Using Web Standards for Quality Assurance

Quality assurance is exactly that. Ensuring a Web project is of a quality high enough to work on all modern browsers, now and in the future.

This article outlines how Web standards can be used to provide quality assurance and how this benefits a customer.

Past and Future Browser Versions

What is the shelf life of a Web site? A site should last several years without falling apart in new browser versions, there are also older browsers to consider.

Using Web standards can deliver this compatibility, even the infamous Internet Explorer browser is becoming standards compliant. Pressure from the Web design/development community means standards are here to stay, a good thing for designers as sites written now will still be functional for many years to come.

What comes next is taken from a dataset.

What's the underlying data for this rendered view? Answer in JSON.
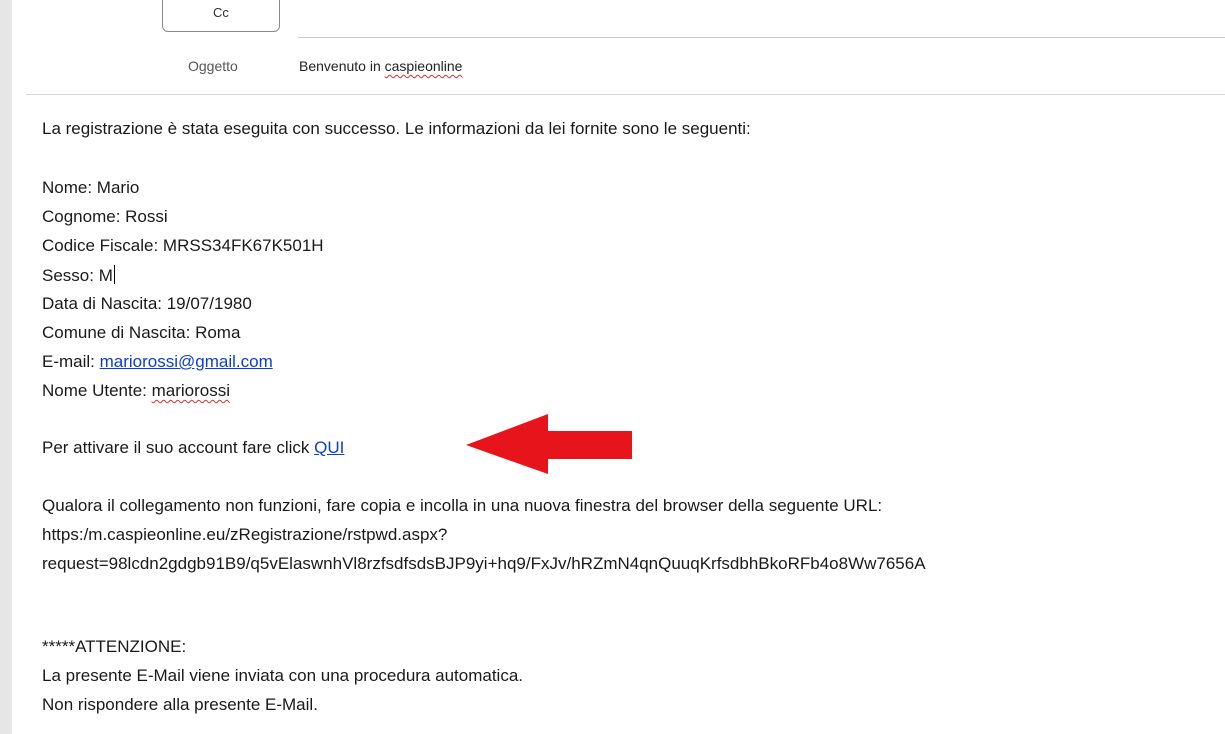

The following is a brief test of compatibility. Using standards (and a small trick of the trade) aPaddedCell serves up just the content of a page to Netscape Navigator 4. Another site, not using standards, is then tested.

The video is in Flash format, as this is not Free an OGG video is also available

This is a Flash placeholder, please see above for alternate to Flash. Or download Flash from Adobe

This does not mean Web designers should be testing in the version four browsers: making their code work perfectly with them, this is probably the first time this site has ever been viewed using that browser. The point is that when using standards it is trivial to make a site work well, even when using ancient browsers!

Making Code Readable

This is easiest to explain by using an example scenario: a Web designer creates a site for a customer, the job goes well and the customer is happy. A couple of years go by, during that time the customer changes their price list, some products cease production and new ones come in. They decide their Web site should be updated to reflect these changes. Unfortunately the designer is no longer available, so they have to hire someone else. Obviously the new designer will not wish to re-create the whole site, so they use the existing code and start to make changes.

This is where Web standards are important. If the designer who built the site used open standards from the W3C, it is much more likely (working under the assumption they are both professionals) that the second designer will understand the firsts' code and find the job a lot easier.

Standards make code readable, they mean any designer can view the source of a site and understand how it works. Moreover a designer will not often return to work they did years before and think: ‘How on Earth did I do that?!’

standardsforqa01.ogg916.36 KB

About the Author

Liam McDermott is the technical bod at The Webmaster Forums. He also writes articles and loves dallying with Drupal. His business site is InterMedia.